++++ Records for this task ++++

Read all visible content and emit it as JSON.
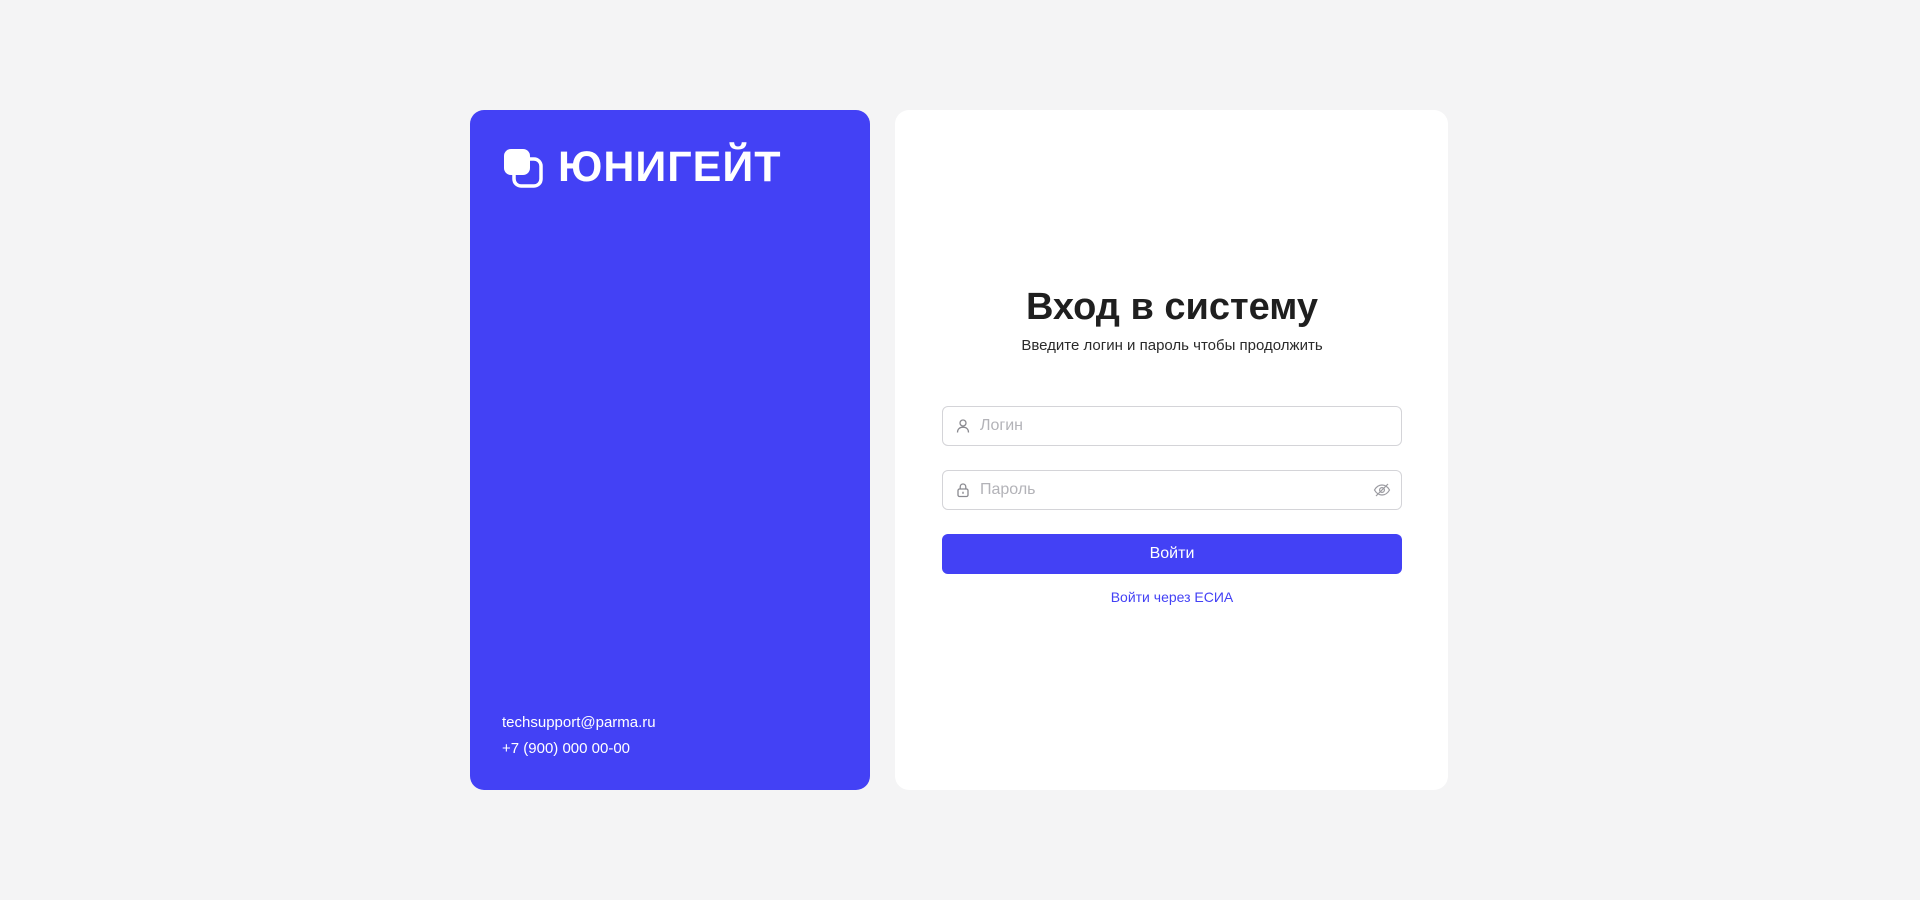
{
  "brand": {
    "name": "ЮНИГЕЙТ",
    "logo_icon": "stacked-squares-logo-icon",
    "accent_color": "#4341f5",
    "contacts": {
      "email": "techsupport@parma.ru",
      "phone": "+7 (900) 000 00-00"
    }
  },
  "login": {
    "title": "Вход в систему",
    "subtitle": "Введите логин и пароль чтобы продолжить",
    "username": {
      "value": "",
      "placeholder": "Логин",
      "icon": "user-icon"
    },
    "password": {
      "value": "",
      "placeholder": "Пароль",
      "icon": "lock-icon",
      "toggle_icon": "eye-off-icon"
    },
    "submit_label": "Войти",
    "esia_link_label": "Войти через ЕСИА"
  }
}
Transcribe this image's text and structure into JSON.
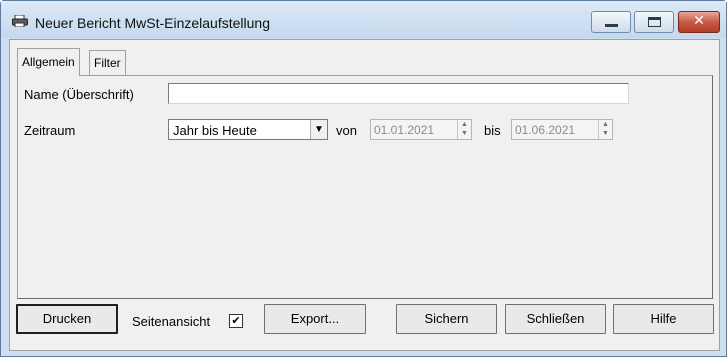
{
  "window": {
    "title": "Neuer Bericht MwSt-Einzelaufstellung",
    "controls": {
      "minimize": "minimize-icon",
      "maximize": "maximize-icon",
      "close": "close-icon",
      "close_glyph": "✕"
    }
  },
  "tabs": [
    {
      "label": "Allgemein",
      "active": true
    },
    {
      "label": "Filter",
      "active": false
    }
  ],
  "form": {
    "name_label": "Name (Überschrift)",
    "name_value": "",
    "period_label": "Zeitraum",
    "period_selected": "Jahr bis Heute",
    "from_label": "von",
    "from_date": "01.01.2021",
    "to_label": "bis",
    "to_date": "01.06.2021"
  },
  "footer": {
    "print_label": "Drucken",
    "preview_label": "Seitenansicht",
    "preview_checked": true,
    "export_label": "Export...",
    "save_label": "Sichern",
    "close_label": "Schließen",
    "help_label": "Hilfe"
  }
}
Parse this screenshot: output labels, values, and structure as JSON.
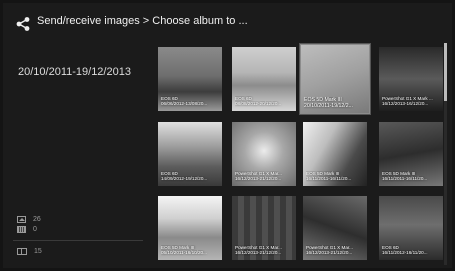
{
  "header": {
    "title": "Send/receive images > Choose album to ...",
    "share_icon": "share-icon"
  },
  "sidebar": {
    "date_range": "20/10/2011-19/12/2013",
    "image_count": "26",
    "video_count": "0",
    "album_count": "15"
  },
  "colors": {
    "background": "#1b1b1b",
    "text": "#e8e8e8",
    "accent_scroll": "#bcbcbc"
  },
  "albums": [
    {
      "model": "EOS 6D",
      "dates": "06/06/2012-13/08/20...",
      "selected": false
    },
    {
      "model": "EOS 6D",
      "dates": "08/08/2012-20/12/20...",
      "selected": false
    },
    {
      "model": "EOS 5D Mark III",
      "dates": "20/10/2011-19/12/2...",
      "selected": true
    },
    {
      "model": "PowerShot G1 X Mark ...",
      "dates": "16/12/2013-16/12/20...",
      "selected": false
    },
    {
      "model": "EOS 6D",
      "dates": "14/09/2012-19/12/20...",
      "selected": false
    },
    {
      "model": "PowerShot G1 X Mar...",
      "dates": "16/12/2013-21/12/20...",
      "selected": false
    },
    {
      "model": "EOS 5D Mark III",
      "dates": "16/11/2011-16/11/20...",
      "selected": false
    },
    {
      "model": "EOS 5D Mark III",
      "dates": "16/11/2011-16/11/20...",
      "selected": false
    },
    {
      "model": "EOS 5D Mark III",
      "dates": "05/10/2011-16/10/20...",
      "selected": false
    },
    {
      "model": "PowerShot G1 X Mar...",
      "dates": "16/12/2013-21/12/20...",
      "selected": false
    },
    {
      "model": "PowerShot G1 X Mar...",
      "dates": "16/12/2013-21/12/20...",
      "selected": false
    },
    {
      "model": "EOS 6D",
      "dates": "16/11/2012-16/11/20...",
      "selected": false
    }
  ]
}
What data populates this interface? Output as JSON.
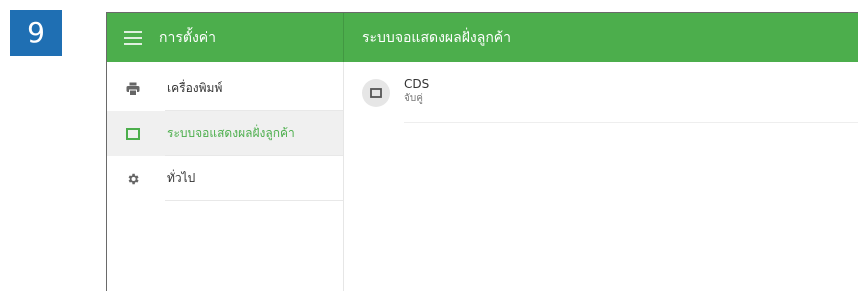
{
  "step": {
    "number": "9"
  },
  "header": {
    "settings_title": "การตั้งค่า",
    "section_title": "ระบบจอแสดงผลฝั่งลูกค้า"
  },
  "sidebar": {
    "items": [
      {
        "label": "เครื่องพิมพ์",
        "icon": "printer-icon",
        "active": false
      },
      {
        "label": "ระบบจอแสดงผลฝั่งลูกค้า",
        "icon": "display-icon",
        "active": true
      },
      {
        "label": "ทั่วไป",
        "icon": "gear-icon",
        "active": false
      }
    ]
  },
  "devices": [
    {
      "name": "CDS",
      "status": "จับคู่",
      "icon": "display-icon"
    }
  ],
  "colors": {
    "accent": "#4cae4c",
    "badge": "#1f6fb3",
    "active_bg": "#f0f0f0"
  }
}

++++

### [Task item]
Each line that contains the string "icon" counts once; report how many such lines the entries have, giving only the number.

### [Reply]
12